VA Hospitals Pose Great Risk to Veterans
Iraq War veteran, Christopher Ellison, and his family were recently awarded $17.5 million in a medical malpractice case against the Department of Veterans Affairs.
In 2007, Ellison went to the dentist at a veterans medical center in Philadelphia to have some teeth extracted. During the procedure something went horribly wrong and Ellison subsequently suffered a stroke, leaving him incapacitated and requiring 24/7 care.
The case Ellison and his family made against the DVA included missed diagnoses, delayed treatment and procedures performed on wrong body parts. Opposing counsel argued that Ellison had a stroke because of external factors and pre-existing health conditions, but the court eventually ruled in Ellison’s favor.
The size of this award is practically unheard of among VA hospital malpractice cases, even though VA hospitals have some of the highest rates of malpractice, patient injury and death in their facilities. However, just because this award was so large, does not mean taxpayers and veterans aren’t suffering because of the negligence at these facilities.

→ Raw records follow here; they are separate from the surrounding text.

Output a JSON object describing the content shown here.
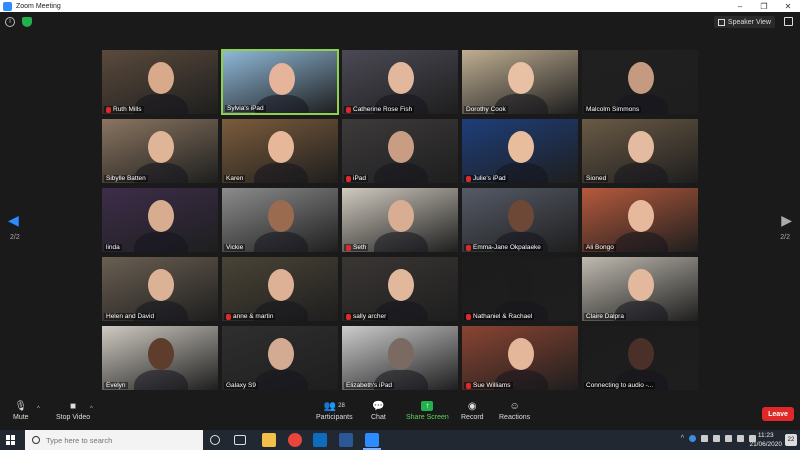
{
  "window": {
    "title": "Zoom Meeting",
    "controls": [
      "–",
      "❐",
      "✕"
    ]
  },
  "meeting": {
    "speaker_view_label": "Speaker View",
    "page_left": "2/2",
    "page_right": "2/2",
    "participants": [
      {
        "name": "Ruth Mills",
        "muted": true,
        "bg": "#5a4a3c",
        "skin": "#d9a98c"
      },
      {
        "name": "Sylvia's iPad",
        "muted": false,
        "active": true,
        "bg": "#8fb8d8",
        "skin": "#e5b49a"
      },
      {
        "name": "Catherine Rose Fish",
        "muted": true,
        "bg": "#4b4a55",
        "skin": "#e2b79b"
      },
      {
        "name": "Dorothy Cook",
        "muted": false,
        "bg": "#bfae92",
        "skin": "#e8c0a4"
      },
      {
        "name": "Malcolm Simmons",
        "muted": false,
        "bg": "#202020",
        "skin": "#c49a80"
      },
      {
        "name": "Sibylle Batten",
        "muted": false,
        "bg": "#8a7560",
        "skin": "#e0b497"
      },
      {
        "name": "Karen",
        "muted": false,
        "bg": "#7c5c3c",
        "skin": "#e6b899"
      },
      {
        "name": "iPad",
        "muted": true,
        "bg": "#3d3a3a",
        "skin": "#c99d83"
      },
      {
        "name": "Julie's iPad",
        "muted": true,
        "bg": "#1e3e7a",
        "skin": "#e8bd9e"
      },
      {
        "name": "Sioned",
        "muted": false,
        "bg": "#6a5a45",
        "skin": "#e4bba0"
      },
      {
        "name": "linda",
        "muted": false,
        "bg": "#3d2d4a",
        "skin": "#d8ac8f"
      },
      {
        "name": "Vickie",
        "muted": false,
        "bg": "#8c8c8c",
        "skin": "#9a6b4e"
      },
      {
        "name": "Seth",
        "muted": true,
        "bg": "#d0cabf",
        "skin": "#d9ad92"
      },
      {
        "name": "Emma-Jane Okpalaeke",
        "muted": true,
        "bg": "#555a66",
        "skin": "#6e4836"
      },
      {
        "name": "Ali Bongo",
        "muted": false,
        "bg": "#b65a3c",
        "skin": "#e6b99c"
      },
      {
        "name": "Helen and David",
        "muted": false,
        "bg": "#6a5f52",
        "skin": "#dcb296"
      },
      {
        "name": "anne & martin",
        "muted": true,
        "bg": "#4a4436",
        "skin": "#dcb196"
      },
      {
        "name": "sally archer",
        "muted": true,
        "bg": "#3a3634",
        "skin": "#e1b89c"
      },
      {
        "name": "Nathaniel & Rachael",
        "muted": true,
        "bg": "#1c1c1c",
        "skin": "#1c1c1c"
      },
      {
        "name": "Claire Dalpra",
        "muted": false,
        "bg": "#bfbab0",
        "skin": "#e3b99d"
      },
      {
        "name": "Evelyn",
        "muted": false,
        "bg": "#cfcac2",
        "skin": "#5e3d2c"
      },
      {
        "name": "Galaxy S9",
        "muted": false,
        "bg": "#2f2f2f",
        "skin": "#d3ab92"
      },
      {
        "name": "Elizabeth's iPad",
        "muted": false,
        "bg": "#cccccc",
        "skin": "#7a6a62"
      },
      {
        "name": "Sue Williams",
        "muted": true,
        "bg": "#8a4432",
        "skin": "#e4b79b"
      },
      {
        "name": "Connecting to audio -...",
        "muted": false,
        "bg": "#1c1c1c",
        "skin": "#4a3028"
      }
    ]
  },
  "toolbar": {
    "mute": "Mute",
    "stop_video": "Stop Video",
    "participants": "Participants",
    "participants_count": "28",
    "chat": "Chat",
    "share_screen": "Share Screen",
    "record": "Record",
    "reactions": "Reactions",
    "leave": "Leave"
  },
  "taskbar": {
    "search_placeholder": "Type here to search",
    "time": "11:23",
    "date": "21/06/2020",
    "notifications": "22"
  },
  "colors": {
    "accent": "#2d8cff",
    "leave": "#e02828",
    "share": "#22b14c",
    "active_speaker": "#8fd14f"
  }
}
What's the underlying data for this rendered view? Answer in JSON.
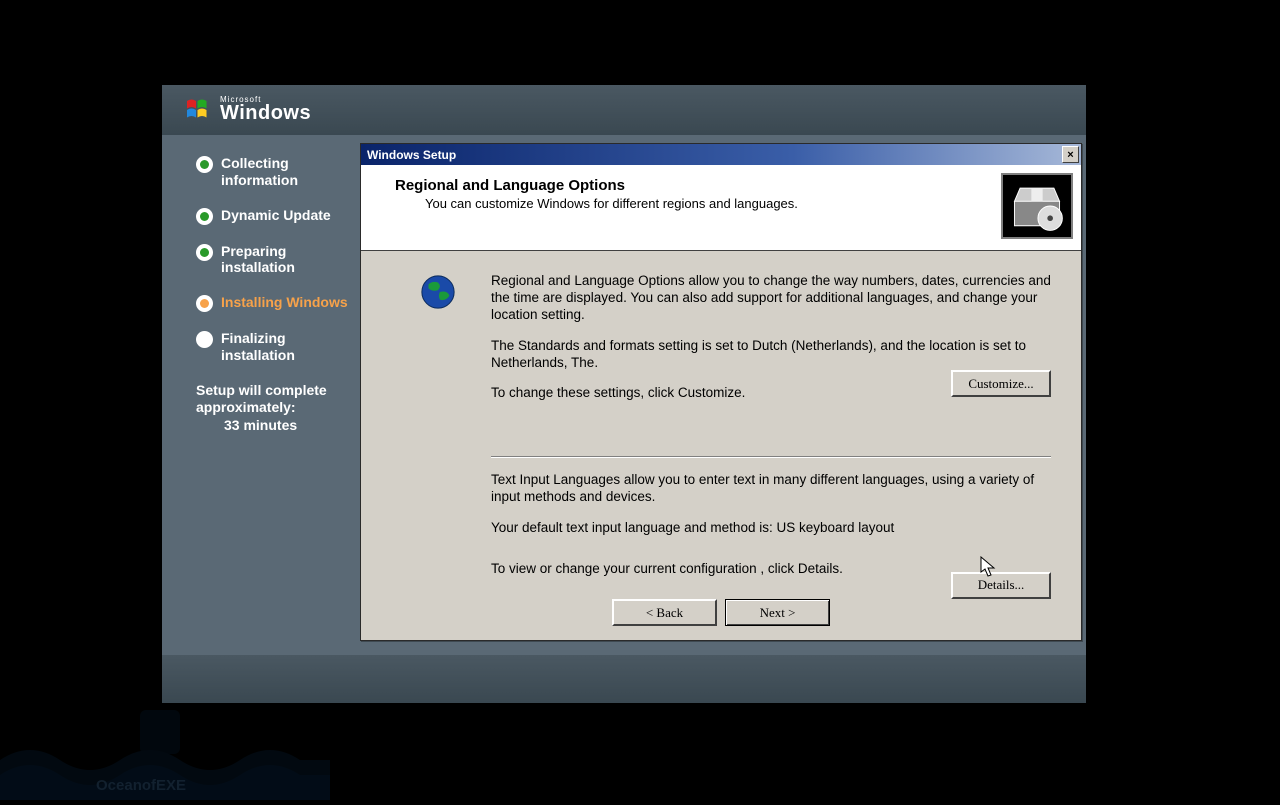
{
  "brand": {
    "small": "Microsoft",
    "big": "Windows"
  },
  "sidebar": {
    "steps": [
      {
        "label": "Collecting information",
        "state": "done"
      },
      {
        "label": "Dynamic Update",
        "state": "done"
      },
      {
        "label": "Preparing installation",
        "state": "done"
      },
      {
        "label": "Installing Windows",
        "state": "current"
      },
      {
        "label": "Finalizing installation",
        "state": "pending"
      }
    ],
    "complete_label": "Setup will complete approximately:",
    "complete_time": "33 minutes"
  },
  "wizard": {
    "titlebar": "Windows Setup",
    "close_label": "×",
    "title": "Regional and Language Options",
    "subtitle": "You can customize Windows for different regions and languages.",
    "para1": "Regional and Language Options allow you to change the way numbers, dates, currencies and the time are displayed. You can also add support for additional languages, and change your location setting.",
    "para2": "The Standards and formats setting is set to Dutch (Netherlands), and the location is set to Netherlands, The.",
    "para3": "To change these settings, click Customize.",
    "customize_label": "Customize...",
    "para4": "Text Input Languages allow you to enter text in many different languages, using a variety of input methods and devices.",
    "para5": "Your default text input language and method is: US keyboard layout",
    "para6": "To view or change your current configuration , click Details.",
    "details_label": "Details...",
    "back_label": "< Back",
    "next_label": "Next >"
  },
  "watermark": {
    "text": "OceanofEXE"
  }
}
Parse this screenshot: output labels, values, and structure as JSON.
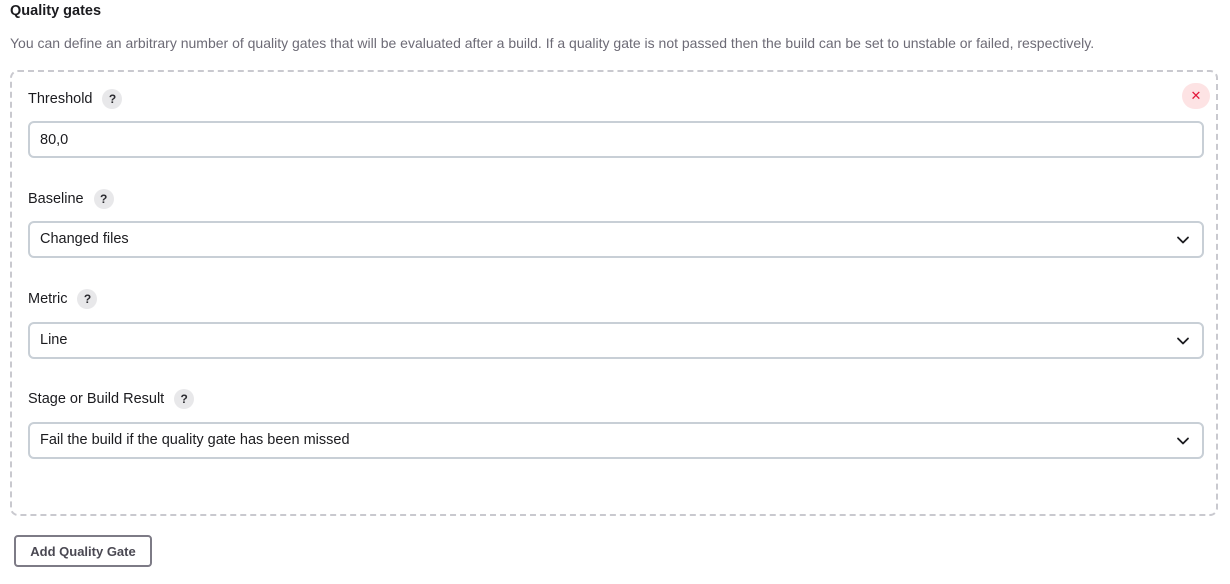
{
  "section": {
    "title": "Quality gates",
    "description": "You can define an arbitrary number of quality gates that will be evaluated after a build. If a quality gate is not passed then the build can be set to unstable or failed, respectively."
  },
  "gate": {
    "remove_icon": "close-icon",
    "remove_glyph": "✕",
    "help_glyph": "?",
    "threshold": {
      "label": "Threshold",
      "value": "80,0"
    },
    "baseline": {
      "label": "Baseline",
      "selected": "Changed files"
    },
    "metric": {
      "label": "Metric",
      "selected": "Line"
    },
    "stage_result": {
      "label": "Stage or Build Result",
      "selected": "Fail the build if the quality gate has been missed"
    }
  },
  "actions": {
    "add_label": "Add Quality Gate"
  },
  "colors": {
    "remove_accent": "#e2173a",
    "remove_bg": "#fde3e4",
    "border": "#c8cfd6",
    "dashed_border": "#c9c9cf"
  }
}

Since 2001, over $700 million in taxpayer money has been awarded to veterans suffering from malpractice and negligence issues.
House representatives believe that the DVA should be held accountable for their actions; rather than being handed large bonus checks (recently, $150 million in healthcare bonuses were given to VA-providers), they should be made aware of the damage they are causing, and be held responsible for their negligence and mistakes.